# Try it:
Retype the data below in full, keeping every character as it is.

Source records
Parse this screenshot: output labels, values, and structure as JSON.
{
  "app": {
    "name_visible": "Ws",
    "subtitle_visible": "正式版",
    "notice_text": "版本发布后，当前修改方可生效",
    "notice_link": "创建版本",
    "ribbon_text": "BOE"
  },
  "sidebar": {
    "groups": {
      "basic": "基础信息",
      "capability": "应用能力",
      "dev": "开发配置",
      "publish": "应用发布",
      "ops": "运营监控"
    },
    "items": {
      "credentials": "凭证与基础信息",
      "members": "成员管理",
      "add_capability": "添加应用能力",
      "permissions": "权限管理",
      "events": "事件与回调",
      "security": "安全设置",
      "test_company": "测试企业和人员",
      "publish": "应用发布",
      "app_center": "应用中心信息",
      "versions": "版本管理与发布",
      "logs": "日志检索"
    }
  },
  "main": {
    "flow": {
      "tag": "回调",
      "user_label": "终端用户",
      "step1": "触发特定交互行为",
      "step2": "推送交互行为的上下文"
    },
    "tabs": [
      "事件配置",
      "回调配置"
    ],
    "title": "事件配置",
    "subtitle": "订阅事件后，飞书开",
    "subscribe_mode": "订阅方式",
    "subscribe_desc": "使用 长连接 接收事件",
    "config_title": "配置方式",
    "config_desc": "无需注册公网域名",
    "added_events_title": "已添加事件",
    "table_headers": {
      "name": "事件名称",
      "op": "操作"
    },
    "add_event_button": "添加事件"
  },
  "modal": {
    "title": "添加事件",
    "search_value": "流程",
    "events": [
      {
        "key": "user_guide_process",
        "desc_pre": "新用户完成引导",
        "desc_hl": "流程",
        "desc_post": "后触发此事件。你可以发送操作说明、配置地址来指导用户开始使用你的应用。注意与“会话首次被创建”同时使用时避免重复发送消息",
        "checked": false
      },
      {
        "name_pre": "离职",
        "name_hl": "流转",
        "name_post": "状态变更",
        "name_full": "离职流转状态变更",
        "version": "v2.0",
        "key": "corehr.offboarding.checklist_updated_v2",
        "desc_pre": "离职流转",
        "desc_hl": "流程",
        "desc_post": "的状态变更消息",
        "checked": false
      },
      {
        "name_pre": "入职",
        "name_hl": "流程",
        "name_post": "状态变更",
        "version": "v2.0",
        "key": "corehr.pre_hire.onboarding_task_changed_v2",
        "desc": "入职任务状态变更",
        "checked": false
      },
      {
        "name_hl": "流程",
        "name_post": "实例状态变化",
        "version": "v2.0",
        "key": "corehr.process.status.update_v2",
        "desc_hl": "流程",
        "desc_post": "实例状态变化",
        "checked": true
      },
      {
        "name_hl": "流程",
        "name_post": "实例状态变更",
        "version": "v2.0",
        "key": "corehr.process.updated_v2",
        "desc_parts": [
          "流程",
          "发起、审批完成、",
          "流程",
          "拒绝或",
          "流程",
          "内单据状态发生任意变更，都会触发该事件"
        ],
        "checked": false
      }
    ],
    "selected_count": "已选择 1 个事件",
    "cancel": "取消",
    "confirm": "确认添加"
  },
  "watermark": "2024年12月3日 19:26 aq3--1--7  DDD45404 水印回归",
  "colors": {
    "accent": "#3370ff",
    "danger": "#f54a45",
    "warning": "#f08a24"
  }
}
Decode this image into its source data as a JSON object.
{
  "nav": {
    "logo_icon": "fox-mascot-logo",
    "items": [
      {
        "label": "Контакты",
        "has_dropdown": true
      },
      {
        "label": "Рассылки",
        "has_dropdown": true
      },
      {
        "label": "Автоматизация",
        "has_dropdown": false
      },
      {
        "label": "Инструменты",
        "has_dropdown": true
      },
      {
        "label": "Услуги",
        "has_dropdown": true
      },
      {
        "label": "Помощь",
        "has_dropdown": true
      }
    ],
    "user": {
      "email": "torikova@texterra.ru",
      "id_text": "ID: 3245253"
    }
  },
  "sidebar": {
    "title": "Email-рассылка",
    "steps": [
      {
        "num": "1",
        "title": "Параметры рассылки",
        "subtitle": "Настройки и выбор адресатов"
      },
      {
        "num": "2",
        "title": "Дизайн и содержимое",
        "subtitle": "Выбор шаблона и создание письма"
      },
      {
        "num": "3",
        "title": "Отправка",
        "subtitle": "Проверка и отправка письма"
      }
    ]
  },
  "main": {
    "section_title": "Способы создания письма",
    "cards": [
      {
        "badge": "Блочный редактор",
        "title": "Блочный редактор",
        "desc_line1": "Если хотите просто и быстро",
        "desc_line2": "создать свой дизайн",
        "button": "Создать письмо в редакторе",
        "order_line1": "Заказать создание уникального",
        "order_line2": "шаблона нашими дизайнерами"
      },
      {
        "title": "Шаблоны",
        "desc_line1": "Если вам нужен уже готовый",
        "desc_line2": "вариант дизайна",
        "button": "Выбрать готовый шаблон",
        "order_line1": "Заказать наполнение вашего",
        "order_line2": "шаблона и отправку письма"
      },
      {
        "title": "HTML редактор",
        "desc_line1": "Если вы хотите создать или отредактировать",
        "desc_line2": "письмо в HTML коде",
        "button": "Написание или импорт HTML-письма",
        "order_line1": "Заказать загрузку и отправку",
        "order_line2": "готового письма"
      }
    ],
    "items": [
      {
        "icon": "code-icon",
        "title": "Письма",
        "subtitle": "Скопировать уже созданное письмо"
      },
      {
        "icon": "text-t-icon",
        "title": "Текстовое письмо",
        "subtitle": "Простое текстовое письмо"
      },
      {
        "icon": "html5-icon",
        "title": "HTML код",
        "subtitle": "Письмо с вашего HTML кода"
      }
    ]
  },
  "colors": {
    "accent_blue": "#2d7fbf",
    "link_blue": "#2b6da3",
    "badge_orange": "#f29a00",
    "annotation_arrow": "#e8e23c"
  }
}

# Exercise solution:
Parse this screenshot: output labels, values, and structure as JSON.
{
  "app": {
    "name_visible": "Ws",
    "subtitle_visible": "正式版",
    "notice_text": "版本发布后，当前修改方可生效",
    "notice_link": "创建版本",
    "ribbon_text": "BOE"
  },
  "sidebar": {
    "groups": {
      "basic": "基础信息",
      "capability": "应用能力",
      "dev": "开发配置",
      "publish": "应用发布",
      "ops": "运营监控"
    },
    "items": {
      "credentials": "凭证与基础信息",
      "members": "成员管理",
      "add_capability": "添加应用能力",
      "permissions": "权限管理",
      "events": "事件与回调",
      "security": "安全设置",
      "test_company": "测试企业和人员",
      "publish": "应用发布",
      "app_center": "应用中心信息",
      "versions": "版本管理与发布",
      "logs": "日志检索"
    }
  },
  "main": {
    "flow": {
      "tag": "回调",
      "user_label": "终端用户",
      "step1": "触发特定交互行为",
      "step2": "推送交互行为的上下文"
    },
    "tabs": [
      "事件配置",
      "回调配置"
    ],
    "title": "事件配置",
    "subtitle": "订阅事件后，飞书开",
    "subscribe_mode": "订阅方式",
    "subscribe_desc": "使用 长连接 接收事件",
    "config_title": "配置方式",
    "config_desc": "无需注册公网域名",
    "added_events_title": "已添加事件",
    "table_headers": {
      "name": "事件名称",
      "op": "操作"
    },
    "add_event_button": "添加事件"
  },
  "modal": {
    "title": "添加事件",
    "search_value": "流程",
    "events": [
      {
        "key": "user_guide_process",
        "desc_pre": "新用户完成引导",
        "desc_hl": "流程",
        "desc_post": "后触发此事件。你可以发送操作说明、配置地址来指导用户开始使用你的应用。注意与“会话首次被创建”同时使用时避免重复发送消息",
        "checked": false
      },
      {
        "name_pre": "离职",
        "name_hl": "流转",
        "name_post": "状态变更",
        "name_full": "离职流转状态变更",
        "version": "v2.0",
        "key": "corehr.offboarding.checklist_updated_v2",
        "desc_pre": "离职流转",
        "desc_hl": "流程",
        "desc_post": "的状态变更消息",
        "checked": false
      },
      {
        "name_pre": "入职",
        "name_hl": "流程",
        "name_post": "状态变更",
        "version": "v2.0",
        "key": "corehr.pre_hire.onboarding_task_changed_v2",
        "desc": "入职任务状态变更",
        "checked": false
      },
      {
        "name_hl": "流程",
        "name_post": "实例状态变化",
        "version": "v2.0",
        "key": "corehr.process.status.update_v2",
        "desc_hl": "流程",
        "desc_post": "实例状态变化",
        "checked": true
      },
      {
        "name_hl": "流程",
        "name_post": "实例状态变更",
        "version": "v2.0",
        "key": "corehr.process.updated_v2",
        "desc_parts": [
          "流程",
          "发起、审批完成、",
          "流程",
          "拒绝或",
          "流程",
          "内单据状态发生任意变更，都会触发该事件"
        ],
        "checked": false
      }
    ],
    "selected_count": "已选择 1 个事件",
    "cancel": "取消",
    "confirm": "确认添加"
  },
  "watermark": "2024年12月3日 19:26 aq3--1--7  DDD45404 水印回归",
  "colors": {
    "accent": "#3370ff",
    "danger": "#f54a45",
    "warning": "#f08a24"
  }
}
Decode this image into its source data as a JSON object.
{
  "nav": {
    "logo_icon": "fox-mascot-logo",
    "items": [
      {
        "label": "Контакты",
        "has_dropdown": true
      },
      {
        "label": "Рассылки",
        "has_dropdown": true
      },
      {
        "label": "Автоматизация",
        "has_dropdown": false
      },
      {
        "label": "Инструменты",
        "has_dropdown": true
      },
      {
        "label": "Услуги",
        "has_dropdown": true
      },
      {
        "label": "Помощь",
        "has_dropdown": true
      }
    ],
    "user": {
      "email": "torikova@texterra.ru",
      "id_text": "ID: 3245253"
    }
  },
  "sidebar": {
    "title": "Email-рассылка",
    "steps": [
      {
        "num": "1",
        "title": "Параметры рассылки",
        "subtitle": "Настройки и выбор адресатов"
      },
      {
        "num": "2",
        "title": "Дизайн и содержимое",
        "subtitle": "Выбор шаблона и создание письма"
      },
      {
        "num": "3",
        "title": "Отправка",
        "subtitle": "Проверка и отправка письма"
      }
    ]
  },
  "main": {
    "section_title": "Способы создания письма",
    "cards": [
      {
        "badge": "Блочный редактор",
        "title": "Блочный редактор",
        "desc_line1": "Если хотите просто и быстро",
        "desc_line2": "создать свой дизайн",
        "button": "Создать письмо в редакторе",
        "order_line1": "Заказать создание уникального",
        "order_line2": "шаблона нашими дизайнерами"
      },
      {
        "title": "Шаблоны",
        "desc_line1": "Если вам нужен уже готовый",
        "desc_line2": "вариант дизайна",
        "button": "Выбрать готовый шаблон",
        "order_line1": "Заказать наполнение вашего",
        "order_line2": "шаблона и отправку письма"
      },
      {
        "title": "HTML редактор",
        "desc_line1": "Если вы хотите создать или отредактировать",
        "desc_line2": "письмо в HTML коде",
        "button": "Написание или импорт HTML-письма",
        "order_line1": "Заказать загрузку и отправку",
        "order_line2": "готового письма"
      }
    ],
    "items": [
      {
        "icon": "code-icon",
        "title": "Письма",
        "subtitle": "Скопировать уже созданное письмо"
      },
      {
        "icon": "text-t-icon",
        "title": "Текстовое письмо",
        "subtitle": "Простое текстовое письмо"
      },
      {
        "icon": "html5-icon",
        "title": "HTML код",
        "subtitle": "Письмо с вашего HTML кода"
      }
    ]
  },
  "colors": {
    "accent_blue": "#2d7fbf",
    "link_blue": "#2b6da3",
    "badge_orange": "#f29a00",
    "annotation_arrow": "#e8e23c"
  }
}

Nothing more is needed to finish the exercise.